What You’re Getting Wrong On Referrals – This article discusses a recent presentation by advisor consultant Julie Littlechild at the Envestnet Advisor Summit; during the session, Littlechild pointed out that most advisors think clients will give referrals simply because they are satisfied and well served and want to help their advisor, even though the research actually shows that most advisors make referrals because they want to help a friend who has a problem find a solution and that it’s actually not about the advisor. The end result: according to Littlechild’s research, 88% of clients are willing to provide a referral, but only 28% actually do, and only 2% of those referrals are successful; in other words, satisfaction alone just isn’t enough to generate real business. Instead, Littlechild finds the key is client engagement – clients who are “engaged” are those who “place a high value on advice relative to the fees they pay and see the advisor as a proactive leader in their life” and generate virtually all of an advisor’s referrals (an average of two referrals per year per engaged client). So how to you stimulate referrals from engaged clients? Find a ‘triggering action’ (make sure you get a name to follow up when there is a referral opportunity); be able to explain your value in plain English (as discussed previously on this blog, if you can’t explain your value to your clients, how can they possibly explain it to someone else?); research yourself by asking clients for their perspective on what it’s like to work with you (so you better understand how to explain it to others); and consider planning a targeted event (an event for a group that has something in common is more effective than an invite list that is overly broad).
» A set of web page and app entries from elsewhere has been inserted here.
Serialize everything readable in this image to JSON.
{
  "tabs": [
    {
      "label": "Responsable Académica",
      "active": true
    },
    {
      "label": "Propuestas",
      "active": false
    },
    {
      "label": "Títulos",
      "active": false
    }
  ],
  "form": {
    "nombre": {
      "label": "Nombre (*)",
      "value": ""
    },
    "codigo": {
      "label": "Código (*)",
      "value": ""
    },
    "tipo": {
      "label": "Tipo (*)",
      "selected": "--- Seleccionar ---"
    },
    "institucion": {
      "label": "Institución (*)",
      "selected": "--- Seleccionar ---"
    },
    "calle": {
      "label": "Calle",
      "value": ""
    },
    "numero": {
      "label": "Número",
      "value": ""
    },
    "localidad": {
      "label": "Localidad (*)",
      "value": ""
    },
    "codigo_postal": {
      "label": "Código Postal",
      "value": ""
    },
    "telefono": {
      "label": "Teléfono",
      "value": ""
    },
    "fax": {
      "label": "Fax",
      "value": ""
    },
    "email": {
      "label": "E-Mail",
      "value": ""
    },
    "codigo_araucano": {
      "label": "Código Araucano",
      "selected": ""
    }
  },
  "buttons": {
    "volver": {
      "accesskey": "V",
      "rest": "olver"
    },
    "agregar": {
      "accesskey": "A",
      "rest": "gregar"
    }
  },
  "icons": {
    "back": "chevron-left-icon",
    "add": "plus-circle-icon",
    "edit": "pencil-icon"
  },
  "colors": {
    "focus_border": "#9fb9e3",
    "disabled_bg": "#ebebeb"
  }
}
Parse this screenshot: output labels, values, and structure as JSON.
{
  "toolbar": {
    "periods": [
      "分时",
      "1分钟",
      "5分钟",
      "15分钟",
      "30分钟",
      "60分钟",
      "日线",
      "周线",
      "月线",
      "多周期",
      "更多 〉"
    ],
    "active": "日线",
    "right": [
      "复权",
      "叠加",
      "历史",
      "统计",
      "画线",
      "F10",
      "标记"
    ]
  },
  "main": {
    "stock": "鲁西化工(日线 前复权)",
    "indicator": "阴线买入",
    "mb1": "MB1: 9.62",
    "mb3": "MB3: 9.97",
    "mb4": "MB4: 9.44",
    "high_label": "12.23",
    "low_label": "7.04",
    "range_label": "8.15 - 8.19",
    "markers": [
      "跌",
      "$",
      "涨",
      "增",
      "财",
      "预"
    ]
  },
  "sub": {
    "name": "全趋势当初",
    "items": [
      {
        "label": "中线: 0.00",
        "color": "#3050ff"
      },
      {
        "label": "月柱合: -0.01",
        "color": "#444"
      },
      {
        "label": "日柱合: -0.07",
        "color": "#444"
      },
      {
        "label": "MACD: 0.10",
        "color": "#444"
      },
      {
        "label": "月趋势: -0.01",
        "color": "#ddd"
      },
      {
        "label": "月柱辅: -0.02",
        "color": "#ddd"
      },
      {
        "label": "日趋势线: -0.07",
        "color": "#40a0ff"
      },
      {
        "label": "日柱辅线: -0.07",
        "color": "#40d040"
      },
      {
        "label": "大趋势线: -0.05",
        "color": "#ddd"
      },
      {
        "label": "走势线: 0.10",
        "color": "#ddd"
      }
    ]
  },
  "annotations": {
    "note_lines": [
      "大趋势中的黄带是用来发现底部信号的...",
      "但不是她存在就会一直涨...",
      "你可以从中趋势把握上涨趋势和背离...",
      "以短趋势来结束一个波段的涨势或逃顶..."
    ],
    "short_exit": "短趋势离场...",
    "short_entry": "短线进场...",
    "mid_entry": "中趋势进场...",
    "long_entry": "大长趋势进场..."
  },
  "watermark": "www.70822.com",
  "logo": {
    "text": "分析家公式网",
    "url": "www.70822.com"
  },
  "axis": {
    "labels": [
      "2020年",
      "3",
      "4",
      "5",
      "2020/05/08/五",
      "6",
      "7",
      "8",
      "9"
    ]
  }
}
I hope you enjoy the reading! Let me know what you think, and if there are any articles you think I should highlight in a future column! And click here to sign up for a delivery of all blog posts from Nerd’s Eye View – including Weekend Reading – directly to your email!